- Ordinance 536-19 which would authorize a 10-year property lease agreement with Arms Dock, Inc. for enclosed storage of the city’s bulk salt in an existing building at 1900 Summit Street. Arms Dock would be paid in annual payments of $105,000. The bulk salt is currently stored along the Maumee River near downtown where the new Nautical Mile project will be completed.
- Ordinance 541-19 which would prohibit discrimination against natural hair types and styles or wraps associated with race, culture or religion under city employment, housing, and public accommodation discrimination code. The ordinance would add these categories to existing discrimination classes under these sections.
- Ordinance 559-19 which would classify food and beverage retail locations that occupy less than 11,000 square feet as convenience stores. Current zoning code classifies as convenience stores locations that occupy less than 5,000 square feet. The ordinance is aimed at expanding regulation to larger stores in the city that operate under a convenience store business model.
- Ordinance 569-19 which would prohibit any other establishment than a retail vapor specialty business from engaging in the sale of vapor or electronic smoking products and devices. Penalties for violations would include a fourth degree misdemeanor for an initial offense and a third degree misdemeanor for a subsequent offense, along with fines.
- Ordinances 608-19, 609-19, 610-19, and 611-19 authorizing the assessment of estimated costs for various city services in 2020 including $23,375,406 for sweeping, cleaning and snow removal for streets and alleys; $3,573,149 for street lighting outside of downtown; $248,423 for street lighting within downtown; and $5,189,356 for tree maintenance.

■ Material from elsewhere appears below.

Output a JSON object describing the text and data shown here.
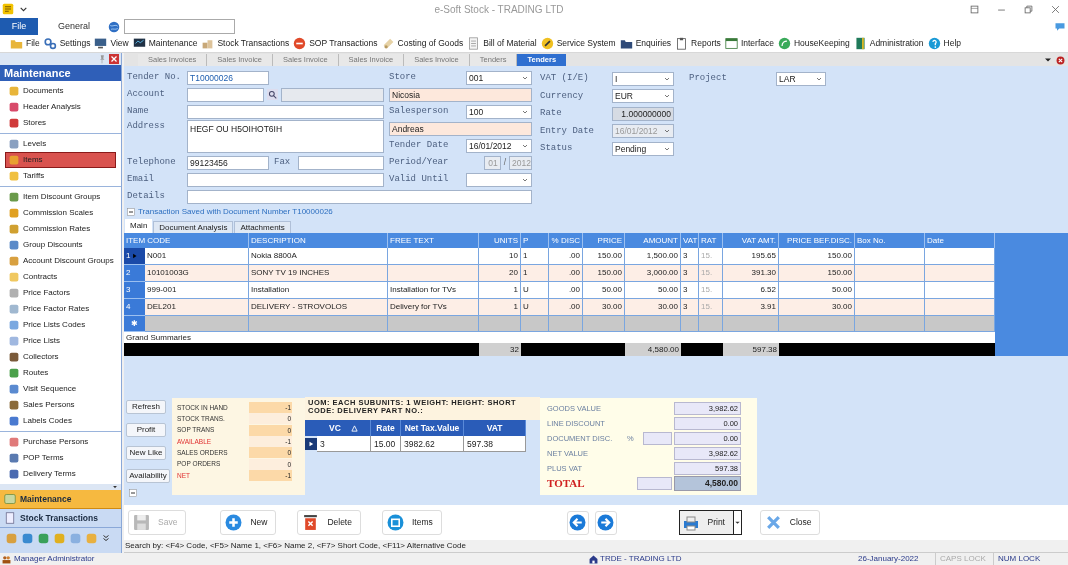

Ordinance 613-19, which would approve the mayor’s proposed 2020 city operating budget, is expected to be referred to Council’s Committee of the Whole. The budget estimates general fund expenditures of $281,811,593 which is more than $12 million higher than estimates for 2019. It is balanced using a transfer of $7,837,332 from the Capital Improvement Program (CIP) fund and $7,044,451 from general fund reserves. The budget estimates income tax collections, the city’s largest revenue source, to generate a record $190,657,120, which is more than $5.5 million higher than estimates for 2019. The budget must be approved by Council no later than March 31, 2020.
Ordinance 614-19, which would approve the CIP budget for years 2020 through 2024 and appropriate $20,802,463 for 2020 capital projects, is also expected to be referred to the committee. Those projects include $5.8 million for major roadways; $4 million for residential roadways; $1.5 million for IT updates, and $1 million each for improvements for the final phase of Levis Square, the seawall along the Maumee River at Promenade Park, and city sidewalks.
All Council meetings, including committee hearings, are held in Council Chambers on the first floor of One Government Center located on Jackson Boulevard in downtown Toledo.